Some of the aircraft that will participate include the Sukhoi Su-30, Mirage 2000, Jaguar, and MIG-21 fighter jets, attack helicopters (including the Light Combat Helicopter), drones, and Airborne Warning And Control Systems (AWACS) planes. The Tejas Light Combat Aircraft (LCA) will also make an appearance during the exercise.
The LCA, developed by the Aeronautical Development Agency in cooperation with Hindustan Aeronautics Limited (HAL), is a supersonic, single-seat, single-engine multirole light fighter aircraft and has been under development for the past three decades.
I explained back in January:
The Indian Air Force (…) abandoned plans to develop an upgraded Mark-II Tejas LCA and instead will field an improved Mark-I Tejas LCA — dubbed Tejas Mark-IA (…) The first 20 Tejas LCA are slated for induction in 2017 or early 2018.
The IAF intends to procure a total of 105 LCA and has already ordered the first batch of 40 aircraft (20 under initial operational clearance standards and 20 as per final operational clearance standards). Some reports indicate that the IAF might order additional LCA beyond the 105 aircraft cited above.
During Iron Fist, the LCA is slated to fire the U.S.-made Griffin beyond-visual-range air-to-air missile, as well as the Russian-made R-73 short-range air-to-air missile.
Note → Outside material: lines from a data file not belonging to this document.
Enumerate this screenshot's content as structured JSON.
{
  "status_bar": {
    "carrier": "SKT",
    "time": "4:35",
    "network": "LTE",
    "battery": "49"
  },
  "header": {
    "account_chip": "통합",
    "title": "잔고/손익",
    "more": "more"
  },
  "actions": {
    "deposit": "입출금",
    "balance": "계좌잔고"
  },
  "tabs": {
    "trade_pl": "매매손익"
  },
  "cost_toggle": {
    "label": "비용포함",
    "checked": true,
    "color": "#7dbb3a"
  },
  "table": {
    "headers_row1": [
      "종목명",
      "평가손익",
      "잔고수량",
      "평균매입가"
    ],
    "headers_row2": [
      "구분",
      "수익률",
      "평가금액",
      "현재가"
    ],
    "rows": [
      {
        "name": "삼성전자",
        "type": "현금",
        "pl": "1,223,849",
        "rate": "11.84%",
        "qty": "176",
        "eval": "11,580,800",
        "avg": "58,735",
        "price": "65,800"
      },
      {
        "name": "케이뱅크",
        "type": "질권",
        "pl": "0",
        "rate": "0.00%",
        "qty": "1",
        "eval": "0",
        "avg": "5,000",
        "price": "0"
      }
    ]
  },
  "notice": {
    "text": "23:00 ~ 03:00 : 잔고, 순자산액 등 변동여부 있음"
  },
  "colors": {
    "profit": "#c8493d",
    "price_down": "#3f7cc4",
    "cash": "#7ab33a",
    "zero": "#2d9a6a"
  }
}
The LCA is expected to achieve final operational clearance at the end of the month, although a delay seems likely.
The Iron Fist exercise will also see the test-firing of the indigenously-developed Astra beyond-visual range air-to-air missile. The missile will be tested from a Sukhoi Su-30 fighter jet.
The IAF is currently suffering from a number of deficiencies, including low operational availability (on average at 60 percent) and a complicated and poorly managed procurement process. With older planes like the MIG-21 and MIG-27 slowly being phased out, the IAF will at least need 400 new combat aircraft over the next ten years to keep up current combat strength. At the moment, the IAF is also facing a critical shortage of fighter pilots.
As I reported previously:
The Indian Air Force currently operates 32 (some sources say 35) combat squadrons. However, the Indian government’s 35-member Standing Committee on Defense said in a report this April that the number of squadrons could drop as low as 25 (See: “The Indian Air Force’s Big Problem: Not Enough Pilots”).